Not much data today. Consumer confidence (which is one of my favorite data points, as it is one of the only that is forward looking) came in below expectations. FedEx, which is a proxy for the global economy, released a warning yesterday that their revenue and profit would miss expectations as both domestic and international shipments have fallen off a cliff. They are calling the ball on global recession. With that stocks are taking it on the chin yet again, with Citi now coming out with a forecast that the dollar is the only possible hedge for what’s turning into the biggest destruction of shareholder value since the financial crisis. Global stocks have lost $23 trillion this year, so its inverse relationship with risk assets makes it the only option for the rest of 2022.
Bonds are still weak this morning, although fairly flat.
Next week we have very little news, EXCEPT the Fed rate decision, which is about as big as it gets. This is one time where I can confidently say that the market has priced in any pain that I can imagine the Fed will throw our way. The market is fully prepared for a .75 rate increase. The caveat is what he may say during his speech or Q&A session. I believe the market is prepared for a Jackson Hole level of hawkishness. If he goes beyond that level, then all bets are off. If the Fed does not go overboard and keeps the rate increase to .75, we may see a brief recovery rally. For now, keep playing defense until we can be confident the market has bottomed.
To further the point from FedEx, treasuries also flash warning signs.
A key part of the yield curve risks inverting further to a level last seen in the early 1980s, Allspring Global Investments said. Two-year yields will surge in the next six months, it projects, increasing the inversion with 10-year yields to at least 100 basis points, from about 44 bps today. I can’t imagine the damage this has the potential to do to the financial markets although it should be a win for mortgage rates.

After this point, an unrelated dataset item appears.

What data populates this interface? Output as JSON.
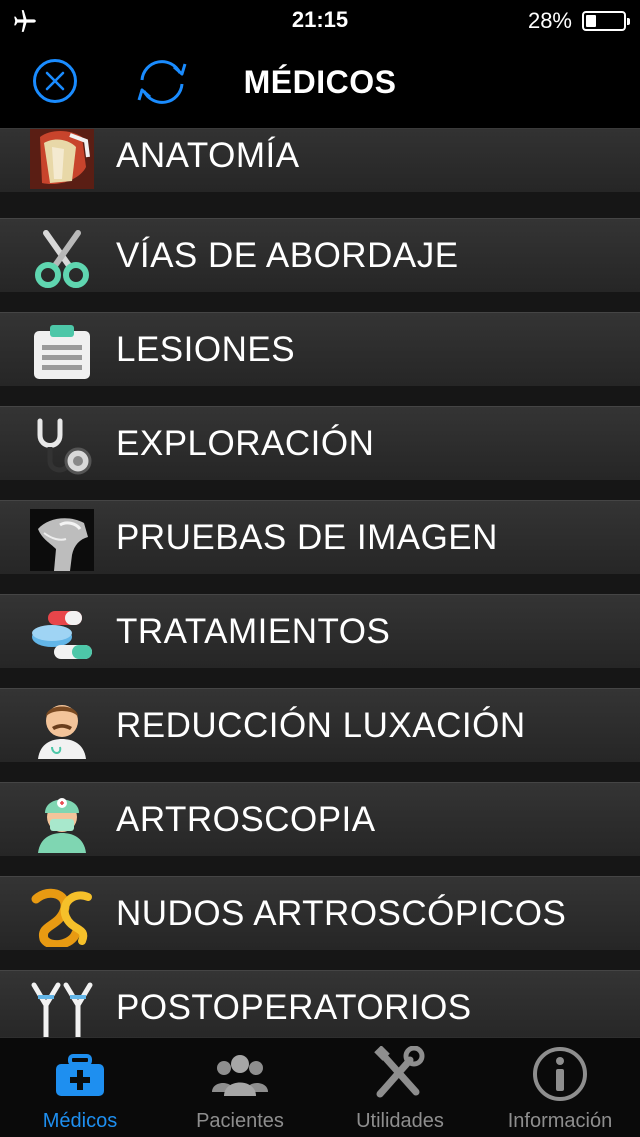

67 percent of millennials and Gen Zers who moved back home during the pandemic still live there. Lending Tree surveyed more than 1,300 U.S. parents and/or Generation Zers/millennials to get their thoughts on pandemic parent-living arrangements and found that 85 percent of parents would let their children move back in as adults or have previously done so, and most (73 percent) wouldn’t charge them rent. I am the majority.
And sharing this as I was just surprised by it…
Brokerages aren’t created equal when it comes to getting investors a good deal on trades. A recent academic study found wide disparities in the prices that investors get when buying and selling stocks through a half dozen popular brokerages. TD Ameritrade delivered the best prices, the study found, followed by Fidelity Investments, E*Trade and Robinhood Markets. In a surprise to some investors, at the bottom of the pack were a pair of trading platforms from Interactive Brokers Group—a brokerage catering to day traders that has long touted its execution quality. “The difference in execution costs between these different brokers is huge, and nobody knows it,” said Christopher Schwarz, a finance professor at the University of California, Irvine, and lead author of the study, which came out last month.
Please remain safe and healthy, enjoy the weekend, first, make today great!